BRIEF: Provide nothing except how many lines of the data contain the word "status".

Records from a dataset
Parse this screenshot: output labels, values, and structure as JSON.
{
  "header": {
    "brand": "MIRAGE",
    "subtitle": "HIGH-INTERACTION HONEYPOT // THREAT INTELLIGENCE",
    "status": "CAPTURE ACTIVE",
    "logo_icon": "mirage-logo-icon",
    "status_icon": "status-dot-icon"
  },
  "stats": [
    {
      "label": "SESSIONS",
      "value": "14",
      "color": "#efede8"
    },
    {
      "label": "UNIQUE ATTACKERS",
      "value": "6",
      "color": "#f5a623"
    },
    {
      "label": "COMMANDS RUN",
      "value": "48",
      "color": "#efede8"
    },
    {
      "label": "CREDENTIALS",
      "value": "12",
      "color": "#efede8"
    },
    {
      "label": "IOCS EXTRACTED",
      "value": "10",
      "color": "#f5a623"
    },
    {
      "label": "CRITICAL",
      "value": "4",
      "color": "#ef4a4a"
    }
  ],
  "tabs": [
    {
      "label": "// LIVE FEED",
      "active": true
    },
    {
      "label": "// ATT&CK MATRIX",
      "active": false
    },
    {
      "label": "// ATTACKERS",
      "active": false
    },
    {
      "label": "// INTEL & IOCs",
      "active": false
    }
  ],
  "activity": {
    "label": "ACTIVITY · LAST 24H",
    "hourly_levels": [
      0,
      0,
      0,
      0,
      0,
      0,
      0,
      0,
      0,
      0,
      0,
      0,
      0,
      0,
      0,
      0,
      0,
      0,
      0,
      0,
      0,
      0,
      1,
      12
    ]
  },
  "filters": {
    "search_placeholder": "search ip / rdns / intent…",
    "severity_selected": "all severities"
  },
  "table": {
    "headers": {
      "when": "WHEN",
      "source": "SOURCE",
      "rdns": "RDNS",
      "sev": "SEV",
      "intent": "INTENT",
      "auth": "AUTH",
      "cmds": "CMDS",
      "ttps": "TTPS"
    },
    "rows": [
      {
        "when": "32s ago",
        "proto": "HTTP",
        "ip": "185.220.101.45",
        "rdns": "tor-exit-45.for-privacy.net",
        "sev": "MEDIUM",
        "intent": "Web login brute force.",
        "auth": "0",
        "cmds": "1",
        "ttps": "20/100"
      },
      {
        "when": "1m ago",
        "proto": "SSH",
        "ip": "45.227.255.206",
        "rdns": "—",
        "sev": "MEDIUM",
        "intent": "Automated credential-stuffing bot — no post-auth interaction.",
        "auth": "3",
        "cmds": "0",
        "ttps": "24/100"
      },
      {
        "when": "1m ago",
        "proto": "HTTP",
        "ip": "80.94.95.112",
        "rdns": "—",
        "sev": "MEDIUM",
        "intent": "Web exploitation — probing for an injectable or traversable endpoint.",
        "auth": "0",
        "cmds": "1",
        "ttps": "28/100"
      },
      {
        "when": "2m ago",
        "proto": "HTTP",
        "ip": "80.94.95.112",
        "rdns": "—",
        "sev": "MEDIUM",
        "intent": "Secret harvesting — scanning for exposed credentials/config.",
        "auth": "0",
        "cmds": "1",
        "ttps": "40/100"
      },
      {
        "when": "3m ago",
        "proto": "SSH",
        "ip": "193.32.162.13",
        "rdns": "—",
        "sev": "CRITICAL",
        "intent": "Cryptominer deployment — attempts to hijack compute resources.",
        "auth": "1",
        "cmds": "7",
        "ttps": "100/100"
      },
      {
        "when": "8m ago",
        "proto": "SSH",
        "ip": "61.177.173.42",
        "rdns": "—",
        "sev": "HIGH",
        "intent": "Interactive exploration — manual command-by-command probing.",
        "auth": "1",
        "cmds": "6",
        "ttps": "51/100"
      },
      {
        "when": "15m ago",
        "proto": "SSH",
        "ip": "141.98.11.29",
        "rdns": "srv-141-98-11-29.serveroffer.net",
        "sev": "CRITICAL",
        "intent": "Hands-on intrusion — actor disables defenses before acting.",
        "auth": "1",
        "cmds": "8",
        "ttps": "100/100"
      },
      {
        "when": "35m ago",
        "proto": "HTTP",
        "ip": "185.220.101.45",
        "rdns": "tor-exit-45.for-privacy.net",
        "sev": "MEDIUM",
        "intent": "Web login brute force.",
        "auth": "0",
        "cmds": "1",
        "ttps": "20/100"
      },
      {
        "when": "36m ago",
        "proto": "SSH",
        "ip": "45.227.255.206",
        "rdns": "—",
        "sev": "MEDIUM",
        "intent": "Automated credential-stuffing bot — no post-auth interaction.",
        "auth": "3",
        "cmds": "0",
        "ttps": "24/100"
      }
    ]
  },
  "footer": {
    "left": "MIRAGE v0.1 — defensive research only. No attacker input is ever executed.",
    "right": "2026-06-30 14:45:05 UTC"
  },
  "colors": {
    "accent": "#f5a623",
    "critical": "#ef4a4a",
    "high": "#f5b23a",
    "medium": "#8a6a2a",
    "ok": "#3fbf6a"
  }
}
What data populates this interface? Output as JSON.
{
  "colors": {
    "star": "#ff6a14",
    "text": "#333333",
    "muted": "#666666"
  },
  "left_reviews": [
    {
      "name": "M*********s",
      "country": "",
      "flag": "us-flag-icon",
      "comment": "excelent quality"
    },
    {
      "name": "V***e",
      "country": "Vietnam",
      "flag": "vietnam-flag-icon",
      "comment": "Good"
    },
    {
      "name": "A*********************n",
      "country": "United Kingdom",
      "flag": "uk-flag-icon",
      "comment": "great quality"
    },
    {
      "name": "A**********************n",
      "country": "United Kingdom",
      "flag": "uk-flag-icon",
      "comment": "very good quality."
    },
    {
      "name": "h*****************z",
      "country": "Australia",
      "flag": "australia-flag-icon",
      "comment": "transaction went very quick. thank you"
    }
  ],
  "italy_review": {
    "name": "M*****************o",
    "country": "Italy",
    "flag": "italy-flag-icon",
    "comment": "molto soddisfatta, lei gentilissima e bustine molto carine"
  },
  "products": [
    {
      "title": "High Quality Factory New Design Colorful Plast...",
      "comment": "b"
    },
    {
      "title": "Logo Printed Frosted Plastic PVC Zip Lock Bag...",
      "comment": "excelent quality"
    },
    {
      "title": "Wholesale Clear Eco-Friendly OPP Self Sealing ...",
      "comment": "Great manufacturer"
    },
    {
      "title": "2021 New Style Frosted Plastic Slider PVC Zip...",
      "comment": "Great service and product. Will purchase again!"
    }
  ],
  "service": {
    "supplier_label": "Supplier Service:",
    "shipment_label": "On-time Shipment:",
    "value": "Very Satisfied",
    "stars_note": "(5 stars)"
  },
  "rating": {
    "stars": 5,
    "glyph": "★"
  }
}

OUTPUT OF THE EXERCISE: 2